* [Work order]
Below are the records; pull every line that includes "Personel".

* [Source records]
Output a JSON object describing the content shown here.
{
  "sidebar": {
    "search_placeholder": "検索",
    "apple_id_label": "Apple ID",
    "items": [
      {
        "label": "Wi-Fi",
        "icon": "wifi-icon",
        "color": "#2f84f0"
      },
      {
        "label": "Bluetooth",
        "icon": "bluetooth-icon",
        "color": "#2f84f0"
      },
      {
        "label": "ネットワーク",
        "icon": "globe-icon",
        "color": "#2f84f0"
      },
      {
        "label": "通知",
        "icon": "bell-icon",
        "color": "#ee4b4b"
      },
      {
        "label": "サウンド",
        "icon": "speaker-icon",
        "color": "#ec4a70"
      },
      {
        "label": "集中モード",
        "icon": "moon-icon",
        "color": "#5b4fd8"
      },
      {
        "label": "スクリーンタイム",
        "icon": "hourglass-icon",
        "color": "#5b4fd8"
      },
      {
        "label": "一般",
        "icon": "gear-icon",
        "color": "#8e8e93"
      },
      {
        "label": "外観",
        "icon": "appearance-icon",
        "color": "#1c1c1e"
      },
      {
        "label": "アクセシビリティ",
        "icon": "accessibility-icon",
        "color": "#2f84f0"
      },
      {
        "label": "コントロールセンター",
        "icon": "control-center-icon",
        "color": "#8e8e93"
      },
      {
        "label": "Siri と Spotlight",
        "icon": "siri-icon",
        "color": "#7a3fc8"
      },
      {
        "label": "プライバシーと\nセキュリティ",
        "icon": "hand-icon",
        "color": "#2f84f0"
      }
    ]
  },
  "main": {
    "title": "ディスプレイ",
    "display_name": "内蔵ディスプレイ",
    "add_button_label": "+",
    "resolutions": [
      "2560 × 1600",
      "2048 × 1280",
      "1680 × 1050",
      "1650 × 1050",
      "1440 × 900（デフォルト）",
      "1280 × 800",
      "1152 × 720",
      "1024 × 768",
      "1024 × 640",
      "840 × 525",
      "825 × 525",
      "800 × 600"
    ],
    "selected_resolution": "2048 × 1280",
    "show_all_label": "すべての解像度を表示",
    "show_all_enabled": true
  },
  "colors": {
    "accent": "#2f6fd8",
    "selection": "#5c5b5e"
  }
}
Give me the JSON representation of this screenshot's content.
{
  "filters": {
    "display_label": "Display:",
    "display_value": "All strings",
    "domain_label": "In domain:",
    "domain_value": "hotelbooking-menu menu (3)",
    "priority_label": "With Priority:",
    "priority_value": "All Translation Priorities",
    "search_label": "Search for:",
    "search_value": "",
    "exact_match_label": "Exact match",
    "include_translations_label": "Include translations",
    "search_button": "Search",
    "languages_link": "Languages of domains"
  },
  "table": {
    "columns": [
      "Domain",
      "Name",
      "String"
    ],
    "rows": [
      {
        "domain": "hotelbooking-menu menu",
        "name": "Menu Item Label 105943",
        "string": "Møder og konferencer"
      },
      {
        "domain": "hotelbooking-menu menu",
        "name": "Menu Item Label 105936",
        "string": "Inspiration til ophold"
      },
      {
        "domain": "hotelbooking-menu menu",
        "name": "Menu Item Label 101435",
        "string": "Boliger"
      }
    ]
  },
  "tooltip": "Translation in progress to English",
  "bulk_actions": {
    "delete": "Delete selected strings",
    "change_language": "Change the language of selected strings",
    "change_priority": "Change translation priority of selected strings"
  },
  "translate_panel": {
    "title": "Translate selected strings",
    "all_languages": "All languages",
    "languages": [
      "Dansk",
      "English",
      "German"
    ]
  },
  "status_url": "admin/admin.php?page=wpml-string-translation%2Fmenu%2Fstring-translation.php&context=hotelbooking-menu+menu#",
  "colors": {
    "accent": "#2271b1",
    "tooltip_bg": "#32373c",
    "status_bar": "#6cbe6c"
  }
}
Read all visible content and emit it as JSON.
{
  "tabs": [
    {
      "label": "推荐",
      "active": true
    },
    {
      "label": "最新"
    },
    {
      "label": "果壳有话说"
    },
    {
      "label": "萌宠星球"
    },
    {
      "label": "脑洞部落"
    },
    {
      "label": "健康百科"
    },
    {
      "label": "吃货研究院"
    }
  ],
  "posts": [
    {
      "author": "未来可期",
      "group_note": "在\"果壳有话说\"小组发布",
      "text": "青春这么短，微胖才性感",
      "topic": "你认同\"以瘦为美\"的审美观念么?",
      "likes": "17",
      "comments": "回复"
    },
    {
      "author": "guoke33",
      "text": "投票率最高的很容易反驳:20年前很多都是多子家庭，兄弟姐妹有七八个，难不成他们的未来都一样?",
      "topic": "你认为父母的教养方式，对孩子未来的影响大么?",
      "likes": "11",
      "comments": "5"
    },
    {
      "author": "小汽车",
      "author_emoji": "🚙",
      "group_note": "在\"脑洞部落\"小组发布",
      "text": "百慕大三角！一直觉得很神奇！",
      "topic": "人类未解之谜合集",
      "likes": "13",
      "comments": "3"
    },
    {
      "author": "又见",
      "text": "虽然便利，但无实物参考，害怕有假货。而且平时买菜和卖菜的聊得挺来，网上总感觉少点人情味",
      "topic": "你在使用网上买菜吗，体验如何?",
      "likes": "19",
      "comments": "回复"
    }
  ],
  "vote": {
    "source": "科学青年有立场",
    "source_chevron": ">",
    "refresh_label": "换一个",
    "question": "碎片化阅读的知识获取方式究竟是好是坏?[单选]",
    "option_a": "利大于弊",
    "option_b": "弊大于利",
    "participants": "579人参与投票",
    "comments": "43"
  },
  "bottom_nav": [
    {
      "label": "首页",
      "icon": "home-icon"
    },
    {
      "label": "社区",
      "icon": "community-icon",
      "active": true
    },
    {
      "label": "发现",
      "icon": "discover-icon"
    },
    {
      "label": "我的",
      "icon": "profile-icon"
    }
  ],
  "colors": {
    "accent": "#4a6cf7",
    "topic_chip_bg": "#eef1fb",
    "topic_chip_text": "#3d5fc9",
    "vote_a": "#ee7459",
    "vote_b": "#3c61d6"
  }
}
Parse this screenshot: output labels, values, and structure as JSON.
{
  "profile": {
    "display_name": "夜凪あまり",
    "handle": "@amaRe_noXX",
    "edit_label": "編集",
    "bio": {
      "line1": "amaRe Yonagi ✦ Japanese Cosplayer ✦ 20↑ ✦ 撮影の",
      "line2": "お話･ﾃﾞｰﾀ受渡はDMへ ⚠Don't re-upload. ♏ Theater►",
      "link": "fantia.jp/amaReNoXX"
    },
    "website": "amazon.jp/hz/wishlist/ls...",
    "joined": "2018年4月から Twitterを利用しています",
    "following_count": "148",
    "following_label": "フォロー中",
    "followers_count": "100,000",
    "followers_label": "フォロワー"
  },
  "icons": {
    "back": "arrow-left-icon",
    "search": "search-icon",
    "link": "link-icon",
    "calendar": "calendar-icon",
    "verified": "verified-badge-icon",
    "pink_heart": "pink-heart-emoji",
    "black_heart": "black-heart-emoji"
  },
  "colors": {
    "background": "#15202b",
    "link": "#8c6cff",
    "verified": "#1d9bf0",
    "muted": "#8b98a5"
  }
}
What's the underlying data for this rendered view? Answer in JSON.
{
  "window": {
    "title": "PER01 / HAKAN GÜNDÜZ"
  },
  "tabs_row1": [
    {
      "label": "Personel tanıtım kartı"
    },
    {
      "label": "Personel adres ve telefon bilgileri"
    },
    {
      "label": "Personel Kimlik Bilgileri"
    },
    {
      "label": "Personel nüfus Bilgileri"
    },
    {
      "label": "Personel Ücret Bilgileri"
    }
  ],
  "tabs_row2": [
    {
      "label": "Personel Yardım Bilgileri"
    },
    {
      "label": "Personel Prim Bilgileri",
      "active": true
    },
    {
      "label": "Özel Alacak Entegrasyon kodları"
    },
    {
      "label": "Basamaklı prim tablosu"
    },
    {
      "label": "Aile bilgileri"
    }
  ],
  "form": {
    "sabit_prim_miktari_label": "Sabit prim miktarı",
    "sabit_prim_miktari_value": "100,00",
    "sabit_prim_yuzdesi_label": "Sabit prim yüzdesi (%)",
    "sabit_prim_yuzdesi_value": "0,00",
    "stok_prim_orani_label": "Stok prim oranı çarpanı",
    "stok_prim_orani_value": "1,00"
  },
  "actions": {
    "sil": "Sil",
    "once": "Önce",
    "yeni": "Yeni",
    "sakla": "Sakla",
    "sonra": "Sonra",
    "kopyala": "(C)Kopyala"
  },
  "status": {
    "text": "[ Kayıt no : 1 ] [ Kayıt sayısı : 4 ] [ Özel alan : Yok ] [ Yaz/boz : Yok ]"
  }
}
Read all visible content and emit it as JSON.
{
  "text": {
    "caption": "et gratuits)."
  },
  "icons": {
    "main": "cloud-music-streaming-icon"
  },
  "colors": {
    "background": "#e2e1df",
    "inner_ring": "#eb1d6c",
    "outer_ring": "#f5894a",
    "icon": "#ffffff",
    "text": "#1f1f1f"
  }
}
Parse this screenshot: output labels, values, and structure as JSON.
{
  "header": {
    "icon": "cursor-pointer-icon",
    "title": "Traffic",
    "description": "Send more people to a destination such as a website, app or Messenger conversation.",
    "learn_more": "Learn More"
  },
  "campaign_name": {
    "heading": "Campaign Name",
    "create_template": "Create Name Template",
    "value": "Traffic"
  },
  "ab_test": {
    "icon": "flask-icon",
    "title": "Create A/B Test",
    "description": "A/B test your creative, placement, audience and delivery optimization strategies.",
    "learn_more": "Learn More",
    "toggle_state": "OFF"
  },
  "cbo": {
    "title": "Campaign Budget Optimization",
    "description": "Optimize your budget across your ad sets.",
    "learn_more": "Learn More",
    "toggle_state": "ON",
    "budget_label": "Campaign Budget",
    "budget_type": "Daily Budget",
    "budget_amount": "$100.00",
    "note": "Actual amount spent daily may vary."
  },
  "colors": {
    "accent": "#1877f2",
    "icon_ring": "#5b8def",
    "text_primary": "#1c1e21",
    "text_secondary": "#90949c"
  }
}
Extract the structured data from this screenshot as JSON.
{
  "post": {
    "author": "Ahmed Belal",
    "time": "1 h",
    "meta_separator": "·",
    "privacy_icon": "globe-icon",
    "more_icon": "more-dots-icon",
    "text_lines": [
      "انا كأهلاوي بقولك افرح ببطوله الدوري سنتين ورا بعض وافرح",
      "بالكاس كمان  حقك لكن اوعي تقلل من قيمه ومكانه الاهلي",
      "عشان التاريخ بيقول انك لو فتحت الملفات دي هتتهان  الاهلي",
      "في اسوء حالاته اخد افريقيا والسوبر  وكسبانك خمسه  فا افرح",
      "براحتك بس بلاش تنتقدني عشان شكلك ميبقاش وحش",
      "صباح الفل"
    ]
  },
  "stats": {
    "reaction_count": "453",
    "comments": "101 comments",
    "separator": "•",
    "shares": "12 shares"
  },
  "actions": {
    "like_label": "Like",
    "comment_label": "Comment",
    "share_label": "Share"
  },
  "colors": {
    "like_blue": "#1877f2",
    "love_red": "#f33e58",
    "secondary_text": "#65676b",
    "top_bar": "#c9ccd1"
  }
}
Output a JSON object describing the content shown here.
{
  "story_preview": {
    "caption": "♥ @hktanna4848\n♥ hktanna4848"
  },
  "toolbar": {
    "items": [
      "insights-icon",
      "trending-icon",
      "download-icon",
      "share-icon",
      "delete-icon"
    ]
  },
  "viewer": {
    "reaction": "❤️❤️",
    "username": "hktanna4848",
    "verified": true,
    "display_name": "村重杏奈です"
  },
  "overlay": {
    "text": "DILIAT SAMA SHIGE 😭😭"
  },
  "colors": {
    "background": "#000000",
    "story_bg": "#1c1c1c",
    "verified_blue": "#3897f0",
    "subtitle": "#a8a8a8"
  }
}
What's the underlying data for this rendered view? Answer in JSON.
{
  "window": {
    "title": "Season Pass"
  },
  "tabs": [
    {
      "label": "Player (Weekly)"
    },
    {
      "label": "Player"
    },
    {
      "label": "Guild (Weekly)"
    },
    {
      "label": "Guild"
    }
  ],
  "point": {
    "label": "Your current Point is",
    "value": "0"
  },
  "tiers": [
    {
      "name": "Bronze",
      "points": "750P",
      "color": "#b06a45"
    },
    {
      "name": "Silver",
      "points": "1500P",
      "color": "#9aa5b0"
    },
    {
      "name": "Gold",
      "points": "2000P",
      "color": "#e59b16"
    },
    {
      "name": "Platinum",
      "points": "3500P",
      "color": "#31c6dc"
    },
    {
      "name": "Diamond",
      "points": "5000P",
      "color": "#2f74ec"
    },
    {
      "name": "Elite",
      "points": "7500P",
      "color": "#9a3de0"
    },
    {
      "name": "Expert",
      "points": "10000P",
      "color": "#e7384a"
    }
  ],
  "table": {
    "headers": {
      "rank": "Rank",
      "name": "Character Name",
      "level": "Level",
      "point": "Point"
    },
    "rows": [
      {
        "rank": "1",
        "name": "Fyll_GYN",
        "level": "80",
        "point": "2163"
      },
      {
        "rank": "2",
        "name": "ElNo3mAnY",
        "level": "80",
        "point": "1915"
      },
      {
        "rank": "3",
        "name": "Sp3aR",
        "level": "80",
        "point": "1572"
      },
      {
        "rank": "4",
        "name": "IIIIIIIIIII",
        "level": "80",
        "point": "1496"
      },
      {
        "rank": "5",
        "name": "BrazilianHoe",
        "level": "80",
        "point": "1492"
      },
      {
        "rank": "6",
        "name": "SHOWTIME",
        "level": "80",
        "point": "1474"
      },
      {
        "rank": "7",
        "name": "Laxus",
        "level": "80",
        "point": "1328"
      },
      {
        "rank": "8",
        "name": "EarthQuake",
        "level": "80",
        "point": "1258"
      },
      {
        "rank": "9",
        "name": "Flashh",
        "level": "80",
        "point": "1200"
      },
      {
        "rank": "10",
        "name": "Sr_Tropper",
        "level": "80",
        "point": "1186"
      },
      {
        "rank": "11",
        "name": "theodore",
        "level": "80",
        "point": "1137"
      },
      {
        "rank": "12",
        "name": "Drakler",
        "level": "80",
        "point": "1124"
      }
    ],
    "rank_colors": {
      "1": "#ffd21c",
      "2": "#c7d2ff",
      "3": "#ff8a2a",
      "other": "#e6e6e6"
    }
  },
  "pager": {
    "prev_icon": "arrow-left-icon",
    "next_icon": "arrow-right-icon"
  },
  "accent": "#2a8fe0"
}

* [Answer section]
      "label": "Personel tanıtım kartı"
      "label": "Personel adres ve telefon bilgileri"
      "label": "Personel Kimlik Bilgileri"
      "label": "Personel nüfus Bilgileri"
      "label": "Personel Ücret Bilgileri"
      "label": "Personel Yardım Bilgileri"
      "label": "Personel Prim Bilgileri",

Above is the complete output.